"Right now the coverage will be dominated by how qualified these folks were and their theories for their dismissals," she writes. "We are trying to muddy the coverage up a bit by trying to put the focus on the process in which they were told" that they were being asked to resign.
In a Feb. 1, 2007 e-mail, Sampson worries about the political difficulties that could be created if former US Attorney for the Eastern District of Arkansas Bud Cummins were to volunteer to testify about his replacement by former White House staffer Tim Griffin. Sampson asks how a number of questions would be answererd if they were asked.
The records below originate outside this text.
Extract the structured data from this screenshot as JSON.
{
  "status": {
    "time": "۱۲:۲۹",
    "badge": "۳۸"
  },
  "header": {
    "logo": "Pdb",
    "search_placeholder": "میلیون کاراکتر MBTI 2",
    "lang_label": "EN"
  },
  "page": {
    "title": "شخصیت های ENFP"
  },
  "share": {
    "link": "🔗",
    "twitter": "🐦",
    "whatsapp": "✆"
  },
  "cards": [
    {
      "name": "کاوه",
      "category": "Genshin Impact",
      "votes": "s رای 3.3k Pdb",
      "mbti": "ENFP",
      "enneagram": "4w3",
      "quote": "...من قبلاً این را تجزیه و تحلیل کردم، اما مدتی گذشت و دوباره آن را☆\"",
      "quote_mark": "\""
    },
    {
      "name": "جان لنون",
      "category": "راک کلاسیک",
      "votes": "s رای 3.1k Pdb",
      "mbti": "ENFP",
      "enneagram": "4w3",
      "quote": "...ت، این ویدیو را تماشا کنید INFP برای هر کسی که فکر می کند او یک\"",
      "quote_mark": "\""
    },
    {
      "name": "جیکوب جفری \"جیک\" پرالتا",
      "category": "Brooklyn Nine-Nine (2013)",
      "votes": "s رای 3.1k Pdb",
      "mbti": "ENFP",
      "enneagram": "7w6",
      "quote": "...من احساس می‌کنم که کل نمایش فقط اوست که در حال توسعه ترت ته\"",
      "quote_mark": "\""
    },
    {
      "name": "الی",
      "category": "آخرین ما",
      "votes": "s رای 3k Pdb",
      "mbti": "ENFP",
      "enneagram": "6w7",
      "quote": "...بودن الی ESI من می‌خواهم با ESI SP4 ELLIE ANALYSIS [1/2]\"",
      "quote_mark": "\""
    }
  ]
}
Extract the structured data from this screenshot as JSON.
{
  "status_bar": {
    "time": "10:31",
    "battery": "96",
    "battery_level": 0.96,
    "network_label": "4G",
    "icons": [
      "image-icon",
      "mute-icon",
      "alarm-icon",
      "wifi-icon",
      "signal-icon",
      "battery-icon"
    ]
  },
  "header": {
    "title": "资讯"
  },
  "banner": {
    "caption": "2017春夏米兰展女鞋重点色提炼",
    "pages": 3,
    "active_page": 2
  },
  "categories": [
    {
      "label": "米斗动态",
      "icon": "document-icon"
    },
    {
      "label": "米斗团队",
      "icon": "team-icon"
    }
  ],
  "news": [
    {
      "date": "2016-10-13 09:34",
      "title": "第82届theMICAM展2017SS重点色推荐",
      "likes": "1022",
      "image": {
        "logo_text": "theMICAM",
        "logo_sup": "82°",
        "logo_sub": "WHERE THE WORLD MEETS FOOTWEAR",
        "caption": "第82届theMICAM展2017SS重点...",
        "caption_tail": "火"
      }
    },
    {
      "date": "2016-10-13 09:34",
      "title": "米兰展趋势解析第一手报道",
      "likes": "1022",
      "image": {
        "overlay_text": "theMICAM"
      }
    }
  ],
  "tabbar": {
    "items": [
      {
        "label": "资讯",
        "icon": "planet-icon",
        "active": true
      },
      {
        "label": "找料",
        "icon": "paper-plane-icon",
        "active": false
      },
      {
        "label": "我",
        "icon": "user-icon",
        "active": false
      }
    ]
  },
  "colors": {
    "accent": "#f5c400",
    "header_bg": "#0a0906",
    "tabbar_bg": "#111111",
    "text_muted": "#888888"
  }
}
"Did Griffin ever talk about being AG appointed and avoiding Senate confirmation?" Sampson poses as one theoretical question.
But when it came to shaping the message for the resignation of Cummins, Justice Department staff focused on elitism, elevating Griffin's schooling over that of Cummins and Clinton-era US Attorneys.
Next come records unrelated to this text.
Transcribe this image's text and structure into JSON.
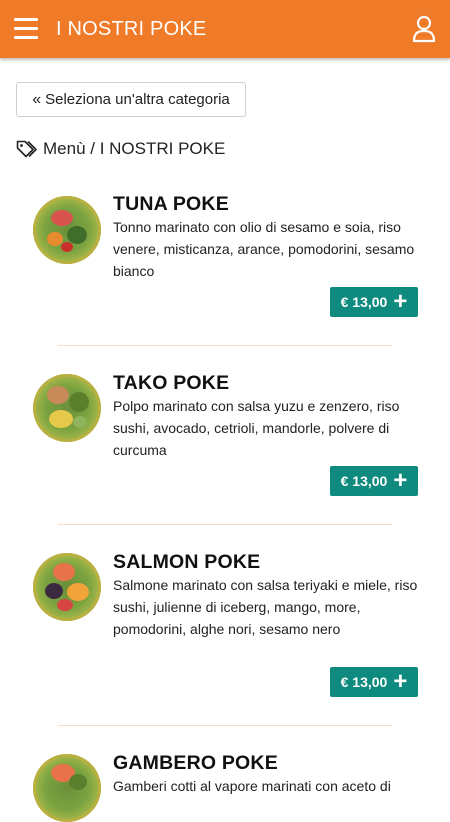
{
  "header": {
    "title": "I NOSTRI POKE",
    "menu_icon": "hamburger-menu-icon",
    "user_icon": "user-icon",
    "accent_color": "#ef7a27"
  },
  "back_button": {
    "label": "Seleziona un'altra categoria",
    "icon": "double-chevron-left-icon"
  },
  "breadcrumb": {
    "icon": "tags-icon",
    "text": "Menù / I NOSTRI POKE"
  },
  "price_color": "#0e8a7e",
  "items": [
    {
      "name": "TUNA POKE",
      "description": "Tonno marinato con olio di sesamo e soia, riso venere, misticanza, arance, pomodorini, sesamo bianco",
      "price": "€ 13,00"
    },
    {
      "name": "TAKO POKE",
      "description": "Polpo marinato con salsa yuzu e zenzero, riso sushi, avocado, cetrioli, mandorle, polvere di curcuma",
      "price": "€ 13,00"
    },
    {
      "name": "SALMON POKE",
      "description": "Salmone marinato con salsa teriyaki e miele, riso sushi, julienne di iceberg, mango, more, pomodorini, alghe nori, sesamo nero",
      "price": "€ 13,00"
    },
    {
      "name": "GAMBERO POKE",
      "description": "Gamberi cotti al vapore marinati con aceto di"
    }
  ]
}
One recommended talking point notes that "unlike Mr. Griffin, [Cummins] did not attend top-rated universities."
Cummins received his BA and JD from the University of Arkansas, and was then involved extensively in the state's justice system in his subsequent legal career. Griffin had a BA from Hendrix College in Arkansas, and completed graduate schooling at Oxford before receiving a JD at Tulane Law School.
Carol Lam's 'independence' assailed
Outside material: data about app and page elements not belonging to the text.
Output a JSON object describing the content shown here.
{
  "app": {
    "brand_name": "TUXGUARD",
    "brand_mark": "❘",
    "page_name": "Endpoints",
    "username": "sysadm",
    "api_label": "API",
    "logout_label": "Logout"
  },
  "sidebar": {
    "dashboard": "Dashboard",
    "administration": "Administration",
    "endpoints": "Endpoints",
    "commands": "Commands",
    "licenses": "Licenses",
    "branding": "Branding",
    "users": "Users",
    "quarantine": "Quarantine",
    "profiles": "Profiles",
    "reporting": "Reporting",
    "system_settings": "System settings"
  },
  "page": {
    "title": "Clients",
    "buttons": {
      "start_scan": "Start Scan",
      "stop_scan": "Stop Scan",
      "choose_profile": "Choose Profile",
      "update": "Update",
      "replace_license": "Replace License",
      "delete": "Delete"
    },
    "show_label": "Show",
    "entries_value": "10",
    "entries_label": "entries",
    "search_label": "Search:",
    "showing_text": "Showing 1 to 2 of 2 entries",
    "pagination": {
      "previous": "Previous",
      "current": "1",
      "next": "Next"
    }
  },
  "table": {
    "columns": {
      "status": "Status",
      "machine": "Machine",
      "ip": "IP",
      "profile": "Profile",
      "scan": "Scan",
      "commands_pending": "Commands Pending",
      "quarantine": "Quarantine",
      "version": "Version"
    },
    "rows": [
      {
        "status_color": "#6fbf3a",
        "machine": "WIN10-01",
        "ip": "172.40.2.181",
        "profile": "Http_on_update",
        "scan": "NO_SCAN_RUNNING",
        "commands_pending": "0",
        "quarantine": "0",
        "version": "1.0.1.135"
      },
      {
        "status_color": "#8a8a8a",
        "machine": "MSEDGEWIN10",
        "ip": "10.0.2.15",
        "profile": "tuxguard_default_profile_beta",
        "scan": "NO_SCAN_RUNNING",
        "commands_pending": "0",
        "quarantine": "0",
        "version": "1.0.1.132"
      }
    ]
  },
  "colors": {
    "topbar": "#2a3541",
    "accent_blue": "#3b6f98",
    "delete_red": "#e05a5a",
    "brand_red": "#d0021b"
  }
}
Today's document release included a rare appearance of a memo completed during the period of Attorney General John Ashcroft's control of the Justice Department.
A Sep. 30, 2003 memo delivered to Guy Lewis, Director of the Executive Office of United States Attorneys by Justice Department staffer Judy Beem notes that Carol Lam, the US Attorney from the Southern District who successfully prosecuted Rep. Randy "Duke" Cunningham (R-CA), is "very independent.
It is not clear if Lewis's handwriting is on the memo. It also notes there are "issues w/4th floor," perhaps referring to the top administrative offices in the Justice Department under Ashcroft.
Multiple memos included in the documents complain about Lam spending "a significant amount of her time trying cases -- this is discouraged in extra-large districts, because these are offices that require full-time managers."
Although not dealing with Lam, another note at one stage makes note of "public corruption." From an undated conversation, apparently with interim US Attorney for the Eastern District of Arkansas Tim Griffin, the fourth priority in a set of talking points is "public corruption" and a note is added that there is "a real problem w/that."
Ideological orientation at issue in evaluations
Tables contained in a number of locations in the documents, but appearing first in the set in an e-mail sent to resigned Justice Department White House liaison Monica Goodling by the US Attorneys Executive Office's John Nowacki, show that ideological orientation was important in the evaluation of US Attorneys.
The section of the chart shows that membership in the Federalist Society, a conservative law school fraternal organization, was noted in the evaluations.
Unfortunately, because the spreadsheet is not correctly formatted, and the column in question spills onto a second page, it is difficult to assess which US Attorneys were noted for their Federalist Society membership.
Continued redactions in documents
More documents within the Justice Department release contained redactions that confounded interpretation of the materials presented. This came in spite of the order of the Judiciary Committee's subpoena that the documents be "complete and unredacted versions"
On a Jan. 1, 2006 list of USAs to be replaced, written by Sampson, handwritten notes from an unknown author point to an area that is concealed.
"I would like" says one scribbled note, the remainder of which appears to be redacted. Another says "Would not put her on this list," pointing to an item that has been removed.
A Jan. 9, 2006 e-mail to Harriet Miers and Bill Kelley in the White House also lists a group of Attorneys to be removed, but leaves the first two and the fourth names out, with subsequent redactions later in the e-mail.